▶ _What the exercise asks_:
Copy the entries below exactly; any picture among them should be left out.

Web page and app entries:
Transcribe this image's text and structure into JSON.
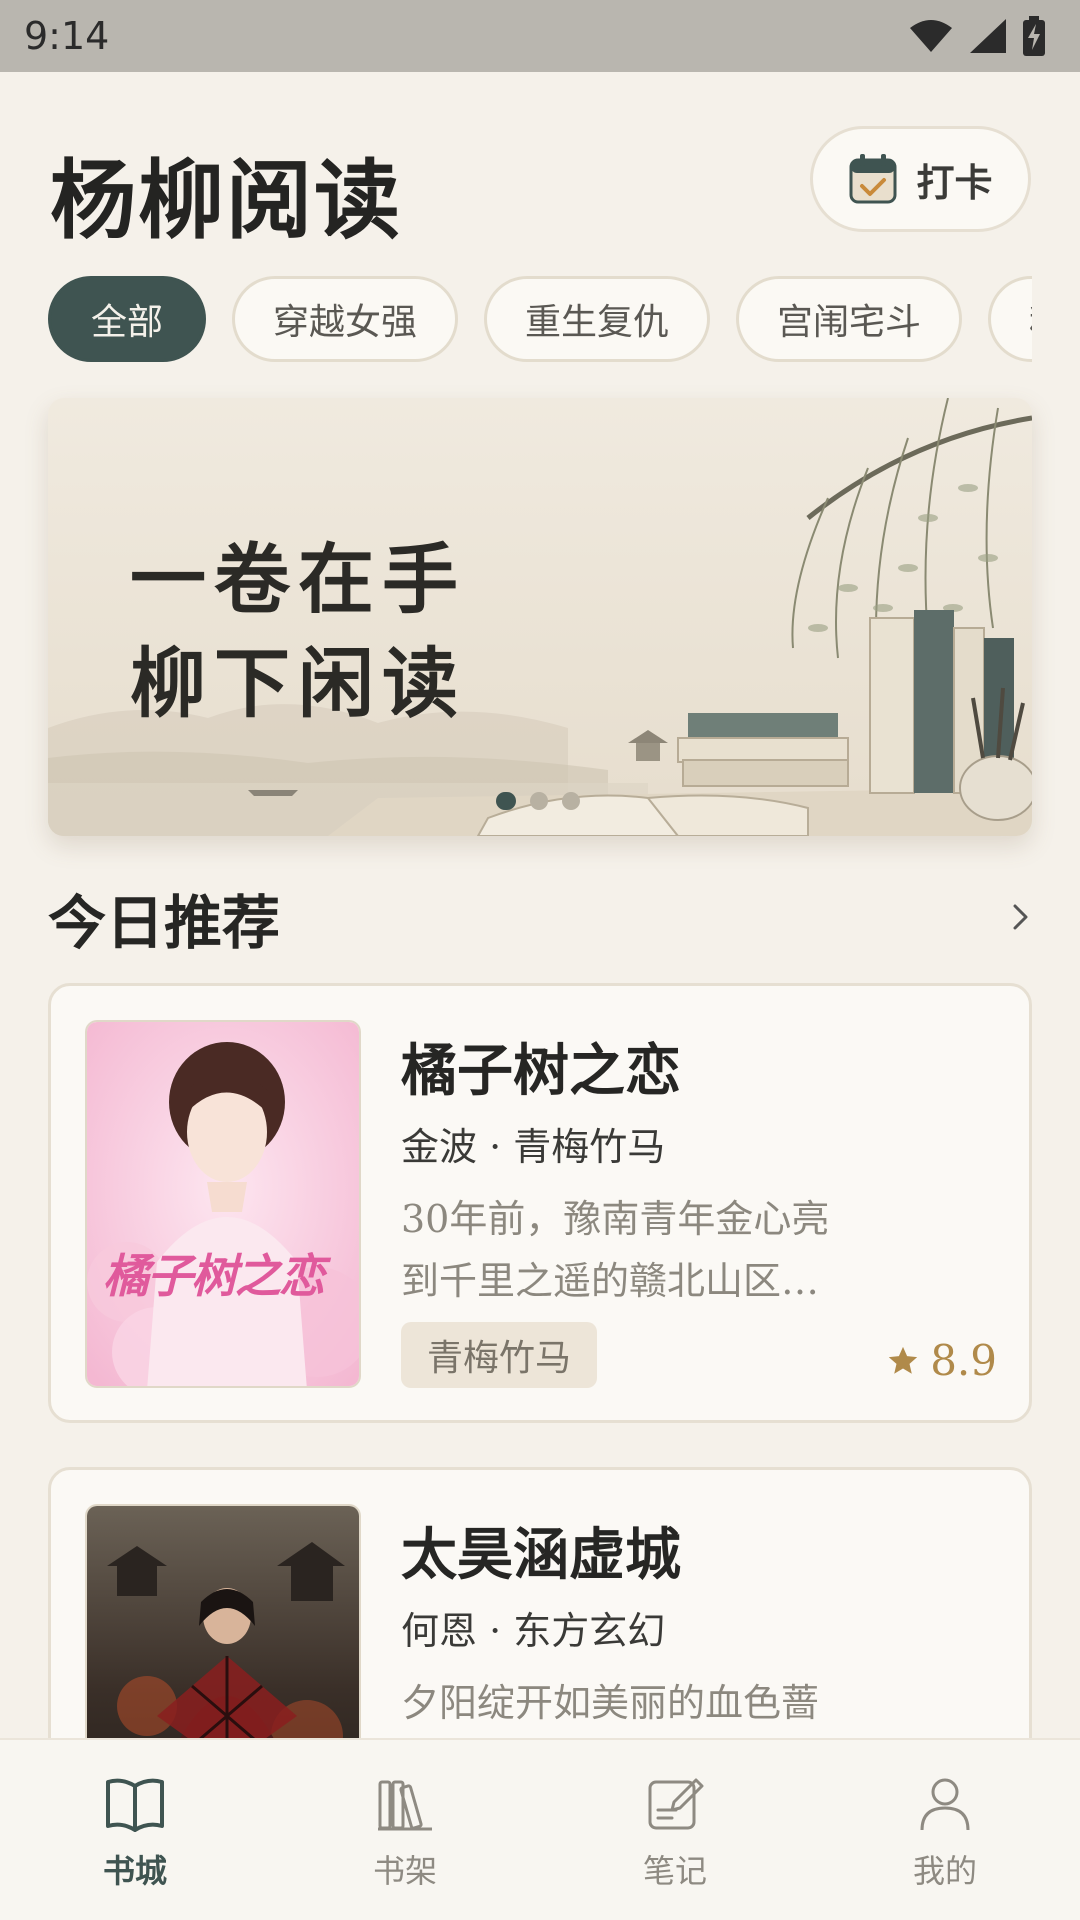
{
  "status_bar": {
    "time": "9:14"
  },
  "header": {
    "app_title": "杨柳阅读",
    "checkin_label": "打卡"
  },
  "categories": {
    "items": [
      "全部",
      "穿越女强",
      "重生复仇",
      "宫闱宅斗",
      "种"
    ],
    "active_index": 0
  },
  "banner": {
    "line1": "一卷在手",
    "line2": "柳下闲读",
    "page_count": 3,
    "active_page": 0
  },
  "recommend": {
    "title": "今日推荐",
    "more_icon": "chevron-right-icon"
  },
  "books": [
    {
      "title": "橘子树之恋",
      "meta": "金波 · 青梅竹马",
      "desc_line1": "30年前，豫南青年金心亮",
      "desc_line2": "到千里之遥的赣北山区…",
      "tag": "青梅竹马",
      "rating": "8.9",
      "cover_text": "橘子树之恋"
    },
    {
      "title": "太昊涵虚城",
      "meta": "何恩 · 东方玄幻",
      "desc_line1": "夕阳绽开如美丽的血色蔷"
    }
  ],
  "bottom_nav": [
    {
      "label": "书城",
      "icon": "open-book-icon",
      "active": true
    },
    {
      "label": "书架",
      "icon": "bookshelf-icon",
      "active": false
    },
    {
      "label": "笔记",
      "icon": "note-edit-icon",
      "active": false
    },
    {
      "label": "我的",
      "icon": "user-icon",
      "active": false
    }
  ],
  "colors": {
    "background": "#f5f1ea",
    "accent": "#3f5451",
    "rating": "#b08a4a",
    "tag_bg": "#ede5d8"
  }
}
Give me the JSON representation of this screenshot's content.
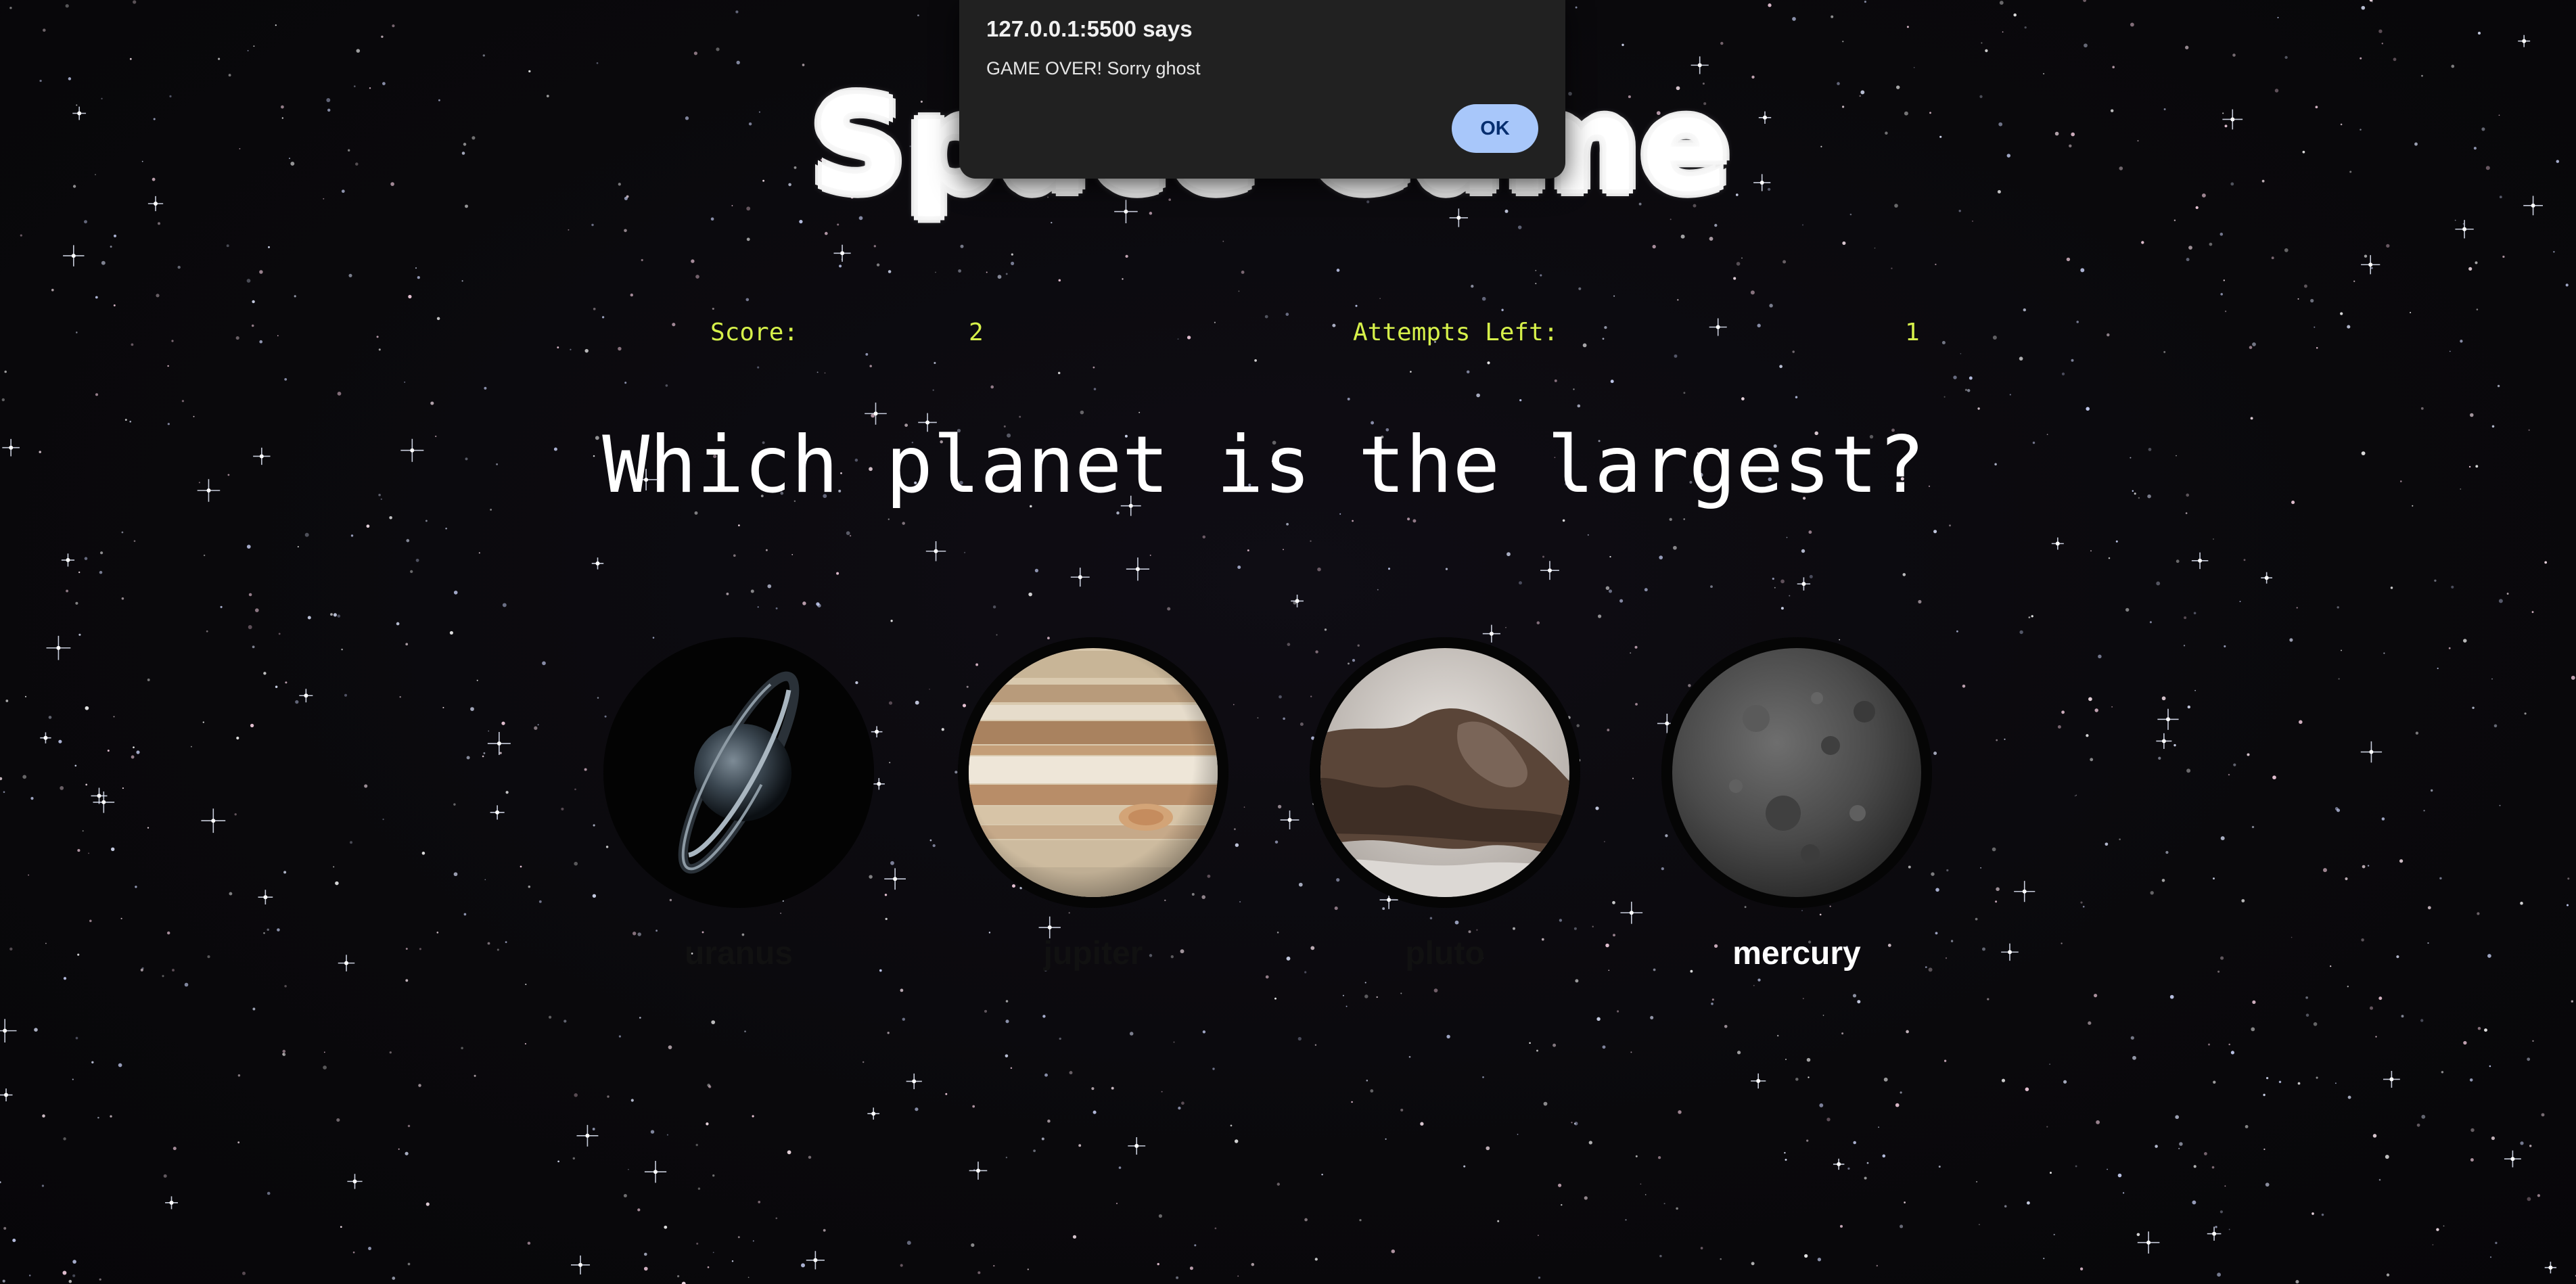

▶ _Task result_:
Transcribe this image's text and structure into JSON.
{
  "status_bar": {
    "time": "9:14"
  },
  "header": {
    "app_title": "杨柳阅读",
    "checkin_label": "打卡"
  },
  "categories": {
    "items": [
      "全部",
      "穿越女强",
      "重生复仇",
      "宫闱宅斗",
      "种"
    ],
    "active_index": 0
  },
  "banner": {
    "line1": "一卷在手",
    "line2": "柳下闲读",
    "page_count": 3,
    "active_page": 0
  },
  "recommend": {
    "title": "今日推荐",
    "more_icon": "chevron-right-icon"
  },
  "books": [
    {
      "title": "橘子树之恋",
      "meta": "金波 · 青梅竹马",
      "desc_line1": "30年前，豫南青年金心亮",
      "desc_line2": "到千里之遥的赣北山区…",
      "tag": "青梅竹马",
      "rating": "8.9",
      "cover_text": "橘子树之恋"
    },
    {
      "title": "太昊涵虚城",
      "meta": "何恩 · 东方玄幻",
      "desc_line1": "夕阳绽开如美丽的血色蔷"
    }
  ],
  "bottom_nav": [
    {
      "label": "书城",
      "icon": "open-book-icon",
      "active": true
    },
    {
      "label": "书架",
      "icon": "bookshelf-icon",
      "active": false
    },
    {
      "label": "笔记",
      "icon": "note-edit-icon",
      "active": false
    },
    {
      "label": "我的",
      "icon": "user-icon",
      "active": false
    }
  ],
  "colors": {
    "background": "#f5f1ea",
    "accent": "#3f5451",
    "rating": "#b08a4a",
    "tag_bg": "#ede5d8"
  }
}
Give me the JSON representation of this screenshot's content.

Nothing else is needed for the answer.